Officially nine people stood for the presidential election after the leader of the Communist Party (HKK) Vladimir Darbinian withdrew in favour of Artaches Guegamian, leader of the National Unity Party; and Aram Sargsian, leader of the Party for the Republic and former Prime Minister, stood down in favour of Stepan Demirtchian. The outgoing President Robert Kotcharian, who was forecast to be the victor of the first round by a majority of the opinion polls (the last poll credited him with 55.6% of the intention to vote), will have to face Stepan Demirtchian in the second round on 5th March. The latter relied throughout the campaign on the unblemished popularity of his father Karen Demirtchian, who was the first secretary of the Communist Party of Soviet Armenia for a fourteen year period of (1974-1988) unprecedented prosperity.

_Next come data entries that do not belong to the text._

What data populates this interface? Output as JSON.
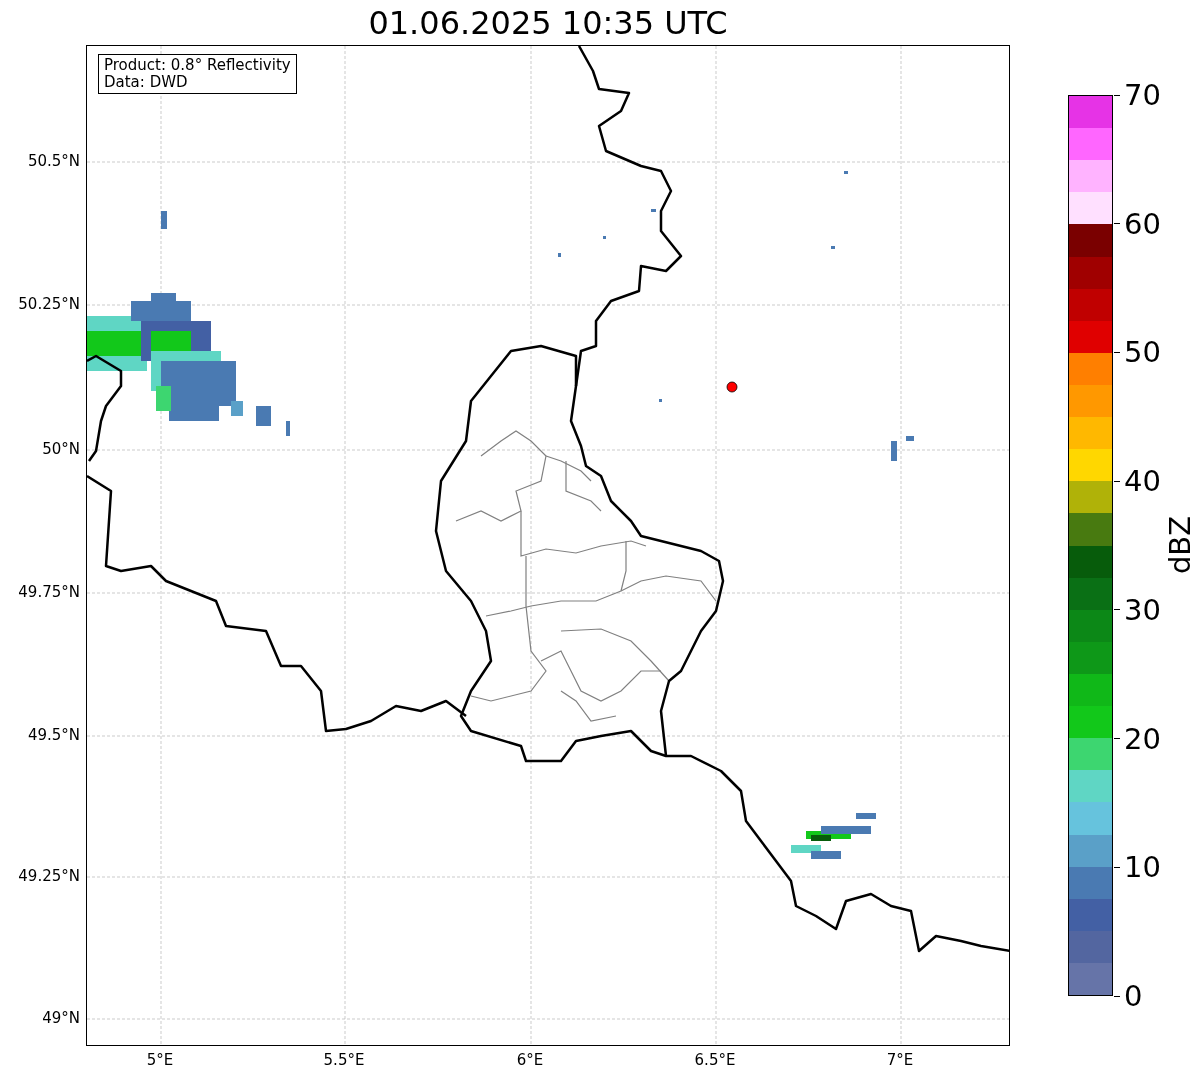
{
  "title": "01.06.2025 10:35 UTC",
  "info_box": [
    "Product: 0.8° Reflectivity",
    "Data: DWD"
  ],
  "map": {
    "lat_ticks": [
      "50.5°N",
      "50.25°N",
      "50°N",
      "49.75°N",
      "49.5°N",
      "49.25°N",
      "49°N"
    ],
    "lon_ticks": [
      "5°E",
      "5.5°E",
      "6°E",
      "6.5°E",
      "7°E"
    ]
  },
  "colorbar": {
    "label": "dBZ",
    "ticks": [
      "70",
      "60",
      "50",
      "40",
      "30",
      "20",
      "10",
      "0"
    ],
    "bands": [
      {
        "color": "#e633e6"
      },
      {
        "color": "#ff66ff"
      },
      {
        "color": "#ffb3ff"
      },
      {
        "color": "#ffe0ff"
      },
      {
        "color": "#7a0000"
      },
      {
        "color": "#a00000"
      },
      {
        "color": "#c00000"
      },
      {
        "color": "#e00000"
      },
      {
        "color": "#ff7f00"
      },
      {
        "color": "#ff9800"
      },
      {
        "color": "#ffb800"
      },
      {
        "color": "#ffd700"
      },
      {
        "color": "#b0b208"
      },
      {
        "color": "#487a10"
      },
      {
        "color": "#075c0b"
      },
      {
        "color": "#0a7015"
      },
      {
        "color": "#0c8817"
      },
      {
        "color": "#0e9818"
      },
      {
        "color": "#10b818"
      },
      {
        "color": "#12c81a"
      },
      {
        "color": "#3dd670"
      },
      {
        "color": "#5fd6c4"
      },
      {
        "color": "#66c3dd"
      },
      {
        "color": "#5aa0c8"
      },
      {
        "color": "#4a7ab2"
      },
      {
        "color": "#4360a4"
      },
      {
        "color": "#5366a0"
      },
      {
        "color": "#6674a8"
      }
    ]
  }
}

Karen Demirtchian who was the former president of the National Assembly was also a candidate during the presidential election on 16th and 30th March 1998 but was assassinated on 27th October 1999 by armed men who attacked the Armenian Parliament. "My father still has a place in people's hearts and my programme is founded upon his ideas", declared Stepan Demirtchian during the campaign, adding "my father always shared everything with me, he asked me for advice, we were very close". The leader of the Popular Armenian Party copied entire parts of his father's political programme saying that he is in favour of State control of the economy and the intensification of economic relations with Russia. For his part the outgoing President Robert Kotcharian has promised to maintain economic growth between 8 and 12% and to create 35 and 40,000 jobs per year. "When I was elected the first time round people were used to asking what they would receive when they retired", declared Robert Kotcharian during his campaign, "now they ask when will it be increased". The electoral campaign was however focussed mainly on the candidates' characters, since the differences in their programmes were so slight.

Although Armenia has the strongest growth rate out of all the Ex-Soviet States it is also the country where the differences in living standards are the greatest within the population. Today nearly half of the population is considered poor, 16% of Armenians live below the poverty line. The collapse of the Soviet Union greatly effected the country that was once one of the main military industrial centre in the USSR. In addition to this years of war Azerbaijan (1988-1994), the economic blockade that the country has always suffered on the part of Turkey and Azerbaijan and finally the earthquake in 1988 that killed 250,000 people and destroyed the economy in the north of the country and half of the national industry have all contributed in increasing Armenia's economic and social problems.

Before the general elections on 16th May the Armenians will also vote on 5th March to decide between Robert Kotcharian and Stepan Demirtchian thereby electing the new President for their Republic.

Results of the first round of the presidential election on 19th February:

Participation: 61.9%

Source: Central Election Commission of Armenia
Publishing Director: Pascale JOANNIN
The authors
Corinne Deloy
Author of the European Elections Monitor (EEM) for the Robert Schuman Foundation and project manager at the Institute for Political Studies (Sciences Po).
Fondation Robert Schuman
Other stages
2nd roundResults